§ **EXERCISE INPUT**:
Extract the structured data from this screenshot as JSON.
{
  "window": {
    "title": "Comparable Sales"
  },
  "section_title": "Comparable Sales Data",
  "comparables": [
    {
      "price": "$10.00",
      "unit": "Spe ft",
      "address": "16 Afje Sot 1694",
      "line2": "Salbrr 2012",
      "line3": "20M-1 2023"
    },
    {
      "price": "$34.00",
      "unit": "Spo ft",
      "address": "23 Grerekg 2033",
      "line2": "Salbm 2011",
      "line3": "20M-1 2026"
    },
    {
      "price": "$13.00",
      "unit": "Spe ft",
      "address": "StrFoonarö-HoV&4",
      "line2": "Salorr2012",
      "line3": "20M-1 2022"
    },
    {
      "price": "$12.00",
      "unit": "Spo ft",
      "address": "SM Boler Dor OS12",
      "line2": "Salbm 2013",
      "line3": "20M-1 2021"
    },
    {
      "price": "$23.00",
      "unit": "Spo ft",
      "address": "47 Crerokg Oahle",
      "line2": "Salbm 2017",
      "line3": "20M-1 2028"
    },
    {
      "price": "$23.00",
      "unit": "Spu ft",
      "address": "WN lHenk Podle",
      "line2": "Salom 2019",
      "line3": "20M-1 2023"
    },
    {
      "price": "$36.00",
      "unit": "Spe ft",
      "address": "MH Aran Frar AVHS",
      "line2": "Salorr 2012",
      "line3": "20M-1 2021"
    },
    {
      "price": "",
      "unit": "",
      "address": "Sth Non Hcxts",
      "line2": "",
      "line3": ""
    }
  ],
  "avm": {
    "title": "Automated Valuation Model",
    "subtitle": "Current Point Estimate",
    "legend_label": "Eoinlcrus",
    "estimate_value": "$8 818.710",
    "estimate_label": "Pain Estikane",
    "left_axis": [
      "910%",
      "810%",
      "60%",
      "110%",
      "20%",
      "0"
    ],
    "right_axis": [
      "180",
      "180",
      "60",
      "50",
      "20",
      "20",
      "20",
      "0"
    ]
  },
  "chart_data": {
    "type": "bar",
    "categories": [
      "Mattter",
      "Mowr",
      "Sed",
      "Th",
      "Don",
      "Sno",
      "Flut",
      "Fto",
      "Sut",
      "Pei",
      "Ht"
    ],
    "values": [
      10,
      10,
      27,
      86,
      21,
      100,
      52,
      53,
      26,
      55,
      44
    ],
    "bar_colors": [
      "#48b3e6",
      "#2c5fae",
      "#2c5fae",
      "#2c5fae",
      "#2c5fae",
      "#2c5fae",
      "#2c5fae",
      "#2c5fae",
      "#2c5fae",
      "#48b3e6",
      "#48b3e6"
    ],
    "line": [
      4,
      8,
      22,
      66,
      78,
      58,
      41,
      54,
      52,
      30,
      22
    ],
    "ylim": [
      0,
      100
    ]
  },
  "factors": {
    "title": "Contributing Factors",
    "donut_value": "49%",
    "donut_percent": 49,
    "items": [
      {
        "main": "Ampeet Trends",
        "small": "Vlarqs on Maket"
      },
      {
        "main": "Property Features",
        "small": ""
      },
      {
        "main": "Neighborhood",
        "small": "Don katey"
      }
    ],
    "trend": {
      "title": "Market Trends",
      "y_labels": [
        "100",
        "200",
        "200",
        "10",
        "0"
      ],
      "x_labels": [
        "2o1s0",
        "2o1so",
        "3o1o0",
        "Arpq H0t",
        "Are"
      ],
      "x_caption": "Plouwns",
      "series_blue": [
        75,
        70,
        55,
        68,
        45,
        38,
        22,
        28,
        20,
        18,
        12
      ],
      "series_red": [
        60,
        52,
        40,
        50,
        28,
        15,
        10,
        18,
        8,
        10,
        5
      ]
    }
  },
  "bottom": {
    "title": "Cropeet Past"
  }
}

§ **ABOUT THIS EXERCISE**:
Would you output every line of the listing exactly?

§ **FINAL ANSWER**:
Extract the structured data from this screenshot as JSON.
{
  "window": {
    "title": "Comparable Sales"
  },
  "section_title": "Comparable Sales Data",
  "comparables": [
    {
      "price": "$10.00",
      "unit": "Spe ft",
      "address": "16 Afje Sot 1694",
      "line2": "Salbrr 2012",
      "line3": "20M-1 2023"
    },
    {
      "price": "$34.00",
      "unit": "Spo ft",
      "address": "23 Grerekg 2033",
      "line2": "Salbm 2011",
      "line3": "20M-1 2026"
    },
    {
      "price": "$13.00",
      "unit": "Spe ft",
      "address": "StrFoonarö-HoV&4",
      "line2": "Salorr2012",
      "line3": "20M-1 2022"
    },
    {
      "price": "$12.00",
      "unit": "Spo ft",
      "address": "SM Boler Dor OS12",
      "line2": "Salbm 2013",
      "line3": "20M-1 2021"
    },
    {
      "price": "$23.00",
      "unit": "Spo ft",
      "address": "47 Crerokg Oahle",
      "line2": "Salbm 2017",
      "line3": "20M-1 2028"
    },
    {
      "price": "$23.00",
      "unit": "Spu ft",
      "address": "WN lHenk Podle",
      "line2": "Salom 2019",
      "line3": "20M-1 2023"
    },
    {
      "price": "$36.00",
      "unit": "Spe ft",
      "address": "MH Aran Frar AVHS",
      "line2": "Salorr 2012",
      "line3": "20M-1 2021"
    },
    {
      "price": "",
      "unit": "",
      "address": "Sth Non Hcxts",
      "line2": "",
      "line3": ""
    }
  ],
  "avm": {
    "title": "Automated Valuation Model",
    "subtitle": "Current Point Estimate",
    "legend_label": "Eoinlcrus",
    "estimate_value": "$8 818.710",
    "estimate_label": "Pain Estikane",
    "left_axis": [
      "910%",
      "810%",
      "60%",
      "110%",
      "20%",
      "0"
    ],
    "right_axis": [
      "180",
      "180",
      "60",
      "50",
      "20",
      "20",
      "20",
      "0"
    ]
  },
  "chart_data": {
    "type": "bar",
    "categories": [
      "Mattter",
      "Mowr",
      "Sed",
      "Th",
      "Don",
      "Sno",
      "Flut",
      "Fto",
      "Sut",
      "Pei",
      "Ht"
    ],
    "values": [
      10,
      10,
      27,
      86,
      21,
      100,
      52,
      53,
      26,
      55,
      44
    ],
    "bar_colors": [
      "#48b3e6",
      "#2c5fae",
      "#2c5fae",
      "#2c5fae",
      "#2c5fae",
      "#2c5fae",
      "#2c5fae",
      "#2c5fae",
      "#2c5fae",
      "#48b3e6",
      "#48b3e6"
    ],
    "line": [
      4,
      8,
      22,
      66,
      78,
      58,
      41,
      54,
      52,
      30,
      22
    ],
    "ylim": [
      0,
      100
    ]
  },
  "factors": {
    "title": "Contributing Factors",
    "donut_value": "49%",
    "donut_percent": 49,
    "items": [
      {
        "main": "Ampeet Trends",
        "small": "Vlarqs on Maket"
      },
      {
        "main": "Property Features",
        "small": ""
      },
      {
        "main": "Neighborhood",
        "small": "Don katey"
      }
    ],
    "trend": {
      "title": "Market Trends",
      "y_labels": [
        "100",
        "200",
        "200",
        "10",
        "0"
      ],
      "x_labels": [
        "2o1s0",
        "2o1so",
        "3o1o0",
        "Arpq H0t",
        "Are"
      ],
      "x_caption": "Plouwns",
      "series_blue": [
        75,
        70,
        55,
        68,
        45,
        38,
        22,
        28,
        20,
        18,
        12
      ],
      "series_red": [
        60,
        52,
        40,
        50,
        28,
        15,
        10,
        18,
        8,
        10,
        5
      ]
    }
  },
  "bottom": {
    "title": "Cropeet Past"
  }
}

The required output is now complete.